[Work instruction]: Tally the lines of the records that contain the string "Casino", then give the total and nothing more.

[Data records]

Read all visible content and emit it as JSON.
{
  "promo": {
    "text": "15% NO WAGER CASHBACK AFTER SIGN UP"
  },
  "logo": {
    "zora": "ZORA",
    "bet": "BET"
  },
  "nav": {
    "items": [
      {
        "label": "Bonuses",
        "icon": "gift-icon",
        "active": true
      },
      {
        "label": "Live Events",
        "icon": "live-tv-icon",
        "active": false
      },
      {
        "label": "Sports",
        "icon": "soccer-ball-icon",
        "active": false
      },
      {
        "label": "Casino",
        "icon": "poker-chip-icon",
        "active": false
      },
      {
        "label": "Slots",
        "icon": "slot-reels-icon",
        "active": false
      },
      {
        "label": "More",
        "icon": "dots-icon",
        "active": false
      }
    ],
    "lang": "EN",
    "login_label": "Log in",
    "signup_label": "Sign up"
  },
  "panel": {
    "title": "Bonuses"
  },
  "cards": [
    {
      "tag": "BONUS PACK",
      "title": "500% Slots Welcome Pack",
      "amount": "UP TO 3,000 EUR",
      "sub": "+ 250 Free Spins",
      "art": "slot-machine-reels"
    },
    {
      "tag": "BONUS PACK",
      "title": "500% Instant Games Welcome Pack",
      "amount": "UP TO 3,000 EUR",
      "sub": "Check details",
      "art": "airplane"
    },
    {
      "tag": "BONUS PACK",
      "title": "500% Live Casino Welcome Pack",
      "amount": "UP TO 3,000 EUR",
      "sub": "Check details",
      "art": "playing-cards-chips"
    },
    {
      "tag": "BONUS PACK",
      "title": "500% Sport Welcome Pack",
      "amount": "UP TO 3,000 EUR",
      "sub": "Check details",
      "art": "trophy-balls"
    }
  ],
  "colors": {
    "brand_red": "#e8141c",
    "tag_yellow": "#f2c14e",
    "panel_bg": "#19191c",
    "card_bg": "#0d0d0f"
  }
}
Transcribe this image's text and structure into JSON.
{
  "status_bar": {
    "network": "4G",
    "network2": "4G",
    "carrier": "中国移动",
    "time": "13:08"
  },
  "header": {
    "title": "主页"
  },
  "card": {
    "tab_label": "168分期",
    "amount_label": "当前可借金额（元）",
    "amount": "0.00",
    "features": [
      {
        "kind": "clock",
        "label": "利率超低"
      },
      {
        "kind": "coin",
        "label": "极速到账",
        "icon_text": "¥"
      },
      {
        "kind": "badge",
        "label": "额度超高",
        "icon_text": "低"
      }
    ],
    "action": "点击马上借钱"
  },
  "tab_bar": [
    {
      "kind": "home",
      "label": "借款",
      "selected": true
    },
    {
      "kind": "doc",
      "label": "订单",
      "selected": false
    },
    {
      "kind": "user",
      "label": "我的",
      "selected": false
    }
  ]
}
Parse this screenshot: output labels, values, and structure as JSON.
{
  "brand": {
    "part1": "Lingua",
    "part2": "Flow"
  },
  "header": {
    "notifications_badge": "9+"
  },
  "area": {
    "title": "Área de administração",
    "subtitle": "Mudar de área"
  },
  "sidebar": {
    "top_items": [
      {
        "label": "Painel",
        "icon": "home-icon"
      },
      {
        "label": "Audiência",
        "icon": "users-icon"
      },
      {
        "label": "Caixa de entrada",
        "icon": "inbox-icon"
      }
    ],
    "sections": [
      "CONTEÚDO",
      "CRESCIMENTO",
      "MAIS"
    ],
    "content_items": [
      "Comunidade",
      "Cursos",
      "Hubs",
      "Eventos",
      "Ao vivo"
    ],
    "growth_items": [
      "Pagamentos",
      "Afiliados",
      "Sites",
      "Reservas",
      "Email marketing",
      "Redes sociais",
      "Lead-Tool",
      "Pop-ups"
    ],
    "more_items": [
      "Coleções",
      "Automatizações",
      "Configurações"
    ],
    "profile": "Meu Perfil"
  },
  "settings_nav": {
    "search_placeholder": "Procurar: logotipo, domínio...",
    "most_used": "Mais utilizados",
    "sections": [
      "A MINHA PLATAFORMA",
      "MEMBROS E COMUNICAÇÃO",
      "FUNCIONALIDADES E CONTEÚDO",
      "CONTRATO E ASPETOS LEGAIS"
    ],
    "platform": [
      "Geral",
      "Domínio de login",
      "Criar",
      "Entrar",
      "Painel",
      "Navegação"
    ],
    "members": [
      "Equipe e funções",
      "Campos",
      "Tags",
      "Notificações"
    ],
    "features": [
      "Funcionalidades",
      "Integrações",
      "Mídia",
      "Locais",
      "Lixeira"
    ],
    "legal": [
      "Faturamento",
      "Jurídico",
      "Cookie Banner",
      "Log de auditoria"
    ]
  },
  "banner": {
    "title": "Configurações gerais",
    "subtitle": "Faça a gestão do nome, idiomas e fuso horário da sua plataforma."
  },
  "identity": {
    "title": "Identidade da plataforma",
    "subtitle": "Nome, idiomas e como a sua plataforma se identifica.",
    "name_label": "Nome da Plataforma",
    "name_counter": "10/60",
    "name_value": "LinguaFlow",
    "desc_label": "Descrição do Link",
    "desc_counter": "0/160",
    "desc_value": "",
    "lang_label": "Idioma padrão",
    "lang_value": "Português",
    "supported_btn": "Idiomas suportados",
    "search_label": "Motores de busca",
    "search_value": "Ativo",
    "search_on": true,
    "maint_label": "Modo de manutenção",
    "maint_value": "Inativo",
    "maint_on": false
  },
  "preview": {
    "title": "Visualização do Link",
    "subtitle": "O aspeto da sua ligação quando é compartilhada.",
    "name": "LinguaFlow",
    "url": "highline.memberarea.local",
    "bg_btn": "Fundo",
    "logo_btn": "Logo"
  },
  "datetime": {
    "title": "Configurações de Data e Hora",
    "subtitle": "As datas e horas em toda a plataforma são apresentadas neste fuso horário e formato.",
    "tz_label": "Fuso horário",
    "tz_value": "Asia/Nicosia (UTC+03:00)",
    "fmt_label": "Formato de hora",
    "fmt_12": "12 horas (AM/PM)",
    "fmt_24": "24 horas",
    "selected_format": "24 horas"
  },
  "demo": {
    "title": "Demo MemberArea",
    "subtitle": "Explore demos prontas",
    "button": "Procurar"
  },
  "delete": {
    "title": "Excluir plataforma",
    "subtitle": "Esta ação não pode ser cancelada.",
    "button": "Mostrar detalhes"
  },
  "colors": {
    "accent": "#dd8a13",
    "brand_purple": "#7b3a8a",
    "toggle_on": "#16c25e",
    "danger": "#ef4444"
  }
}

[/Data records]

[Answer for this exercise]: 2